“Proclaim Liberty throughout All the land unto All the Inhabitants Thereof.” Inscription on the Liberty Bell
Well not quite gravity, but close enough for post-modernist work. You know how liberals like to attach taxes on cigarettes so we’ll buy fewer of them, and on alcohol so we’ll drink less, etc? Funny, though, how the basic lesson of supply and demand and price sensitivity falls by the wayside when it comes to the minimum wage. We’ve commented on this invincible ignorance repeatedly (such as here, here, here, »
A number of cities across the country have enacted dramatic increases in the minimum wage. This has caused a great deal of harm, but on the plus side, it has enabled research on the economic consequences of mandating wages at higher than market rates. This study was carried out under the auspices of the Harvard Business School by Dara Lee Luca and Michael Luca: We study the impact of the »
Demonstrators protesting the nomination of Andy Puzder to be Secretary of Labor apparently didn’t know who Puzder is. So reports Jason Howerton of Independent Journal Review. In a YouTube video posted by American Rising Squared, an interviewer asks three people who appear to be protesting Puzder’s nomination at a rally in Boston: “Do you guys know who Andy Puzder is?” One of the respondents shook her head “no.” Another responded, »

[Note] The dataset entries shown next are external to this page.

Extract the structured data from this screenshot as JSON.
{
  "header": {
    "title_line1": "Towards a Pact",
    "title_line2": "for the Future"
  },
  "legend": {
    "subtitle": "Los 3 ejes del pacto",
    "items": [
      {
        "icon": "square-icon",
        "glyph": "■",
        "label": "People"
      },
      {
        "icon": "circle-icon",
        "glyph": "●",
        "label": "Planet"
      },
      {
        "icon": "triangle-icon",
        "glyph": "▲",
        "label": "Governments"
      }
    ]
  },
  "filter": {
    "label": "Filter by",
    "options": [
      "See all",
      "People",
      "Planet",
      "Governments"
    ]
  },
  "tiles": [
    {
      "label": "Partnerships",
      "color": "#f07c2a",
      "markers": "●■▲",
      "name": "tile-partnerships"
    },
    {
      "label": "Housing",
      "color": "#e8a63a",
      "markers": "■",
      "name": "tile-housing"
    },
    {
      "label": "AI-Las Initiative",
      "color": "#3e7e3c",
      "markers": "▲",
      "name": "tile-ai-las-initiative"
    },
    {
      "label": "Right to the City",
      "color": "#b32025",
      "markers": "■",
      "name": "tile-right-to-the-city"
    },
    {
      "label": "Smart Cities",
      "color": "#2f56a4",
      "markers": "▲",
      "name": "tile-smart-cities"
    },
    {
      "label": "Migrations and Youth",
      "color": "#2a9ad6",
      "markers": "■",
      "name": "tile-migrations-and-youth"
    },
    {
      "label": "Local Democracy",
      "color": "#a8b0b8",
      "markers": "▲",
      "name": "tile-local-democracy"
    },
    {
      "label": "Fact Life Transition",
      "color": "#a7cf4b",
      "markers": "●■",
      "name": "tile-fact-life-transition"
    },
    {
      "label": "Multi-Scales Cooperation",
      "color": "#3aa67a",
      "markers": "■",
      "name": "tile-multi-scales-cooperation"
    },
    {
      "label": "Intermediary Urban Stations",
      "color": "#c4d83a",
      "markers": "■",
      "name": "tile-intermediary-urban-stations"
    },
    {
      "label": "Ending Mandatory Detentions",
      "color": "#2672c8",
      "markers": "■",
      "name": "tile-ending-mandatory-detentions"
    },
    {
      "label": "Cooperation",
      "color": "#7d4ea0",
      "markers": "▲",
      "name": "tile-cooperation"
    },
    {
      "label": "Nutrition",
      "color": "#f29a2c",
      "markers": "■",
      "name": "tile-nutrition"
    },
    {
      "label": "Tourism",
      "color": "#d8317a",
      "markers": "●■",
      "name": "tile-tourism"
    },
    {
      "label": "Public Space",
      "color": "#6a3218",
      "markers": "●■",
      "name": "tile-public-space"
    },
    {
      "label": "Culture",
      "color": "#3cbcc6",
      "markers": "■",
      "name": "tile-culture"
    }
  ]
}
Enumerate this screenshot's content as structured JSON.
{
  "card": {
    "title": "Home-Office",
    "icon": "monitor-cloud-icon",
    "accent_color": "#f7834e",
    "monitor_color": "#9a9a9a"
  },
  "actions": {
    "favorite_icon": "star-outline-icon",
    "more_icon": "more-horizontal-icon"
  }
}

Michael Ramirez isn’t just the best conservative editorial cartoonist in the world, he is the best cartoonist in the world, period. Formerly with the Los Angeles Times, Michael has been drawing for Investor’s Business Daily. But with IBD going to a weekly format, Michael has moved to the Heritage Foundation’s Daily Signal. It’s a coup for Heritage, and should be a great home for Ramirez. If you haven’t already bookmarked »
Regarding my item last Friday about the “expected” poor results from the higher minimum wage in Seattle, a perceptive reader offers the observation that the minimum wage should be better understood as a government ban on low-paying jobs: The term “minimum wage” does not serve us well. Only an employer can decide on a true ”minimum wage,” in the sense of a determination to pay no less than some level. »
William F. Buckley Jr. used to speak of the “invincible ignorance” of liberalism, and there’s hardly a better example than the minimum wage. Generally the first thing you learn on the first day of Econ 101 is that if you raise the price of something, you’ll reduce the demand for that something. Including labor. So it’s fun to notice this morning that the city of Seattle, which threw out both »
Gee, who could have seen this coming? From the Los Angeles Times yesterday: California Minimum Wage Hike Hits L.A. Apparel Industry: “The Exodus Has Begun” Los Angeles was once the epicenter of apparel manufacturing, attracting buyers from across the world to its clothing factories, sample rooms and design studios. But over the years, cheap overseas labor lured many apparel makers to outsource to foreign competitors in far-flung places such as »
As we and others have endlessly reminded, if liberals didn’t have double standards they wouldn’t have any standards at all. Witness Hillary’s prostration on Tuesday (“Equal Pay Day“) about how since rent, groceries, etc., all cost the same for men and women, women should be paid as much as men. Hey Hillary—how about starting at home, with the pay gap for executives at the Clinton Foundation: Pay Gap Alert: Clinton »
Empirical research continues to show that the minimum wage, when it is set above the prevailing wages actually paid to entry level workers in a particular locale, throws many of the most vulnerable out of work. The latest, from Jeffrey Clemens of the University of California, San Diego, is titled “The Minimum Wage and the Great Recession: Evidence from the Current Population Survey.” It is a working paper of the »
An astute reader points out this piece by the ever-clueless Bob Reich in the Huffington Post. Reich, defending a $15 minimum wage, concedes that imposing such a minimum would cause jobs to be lost, but argues that “such jobs [i.e., jobs that can’t command $15] aren’t worth keeping.” Tell that, I guess, to the guy who was all set to go to work for $12 an hour until you made »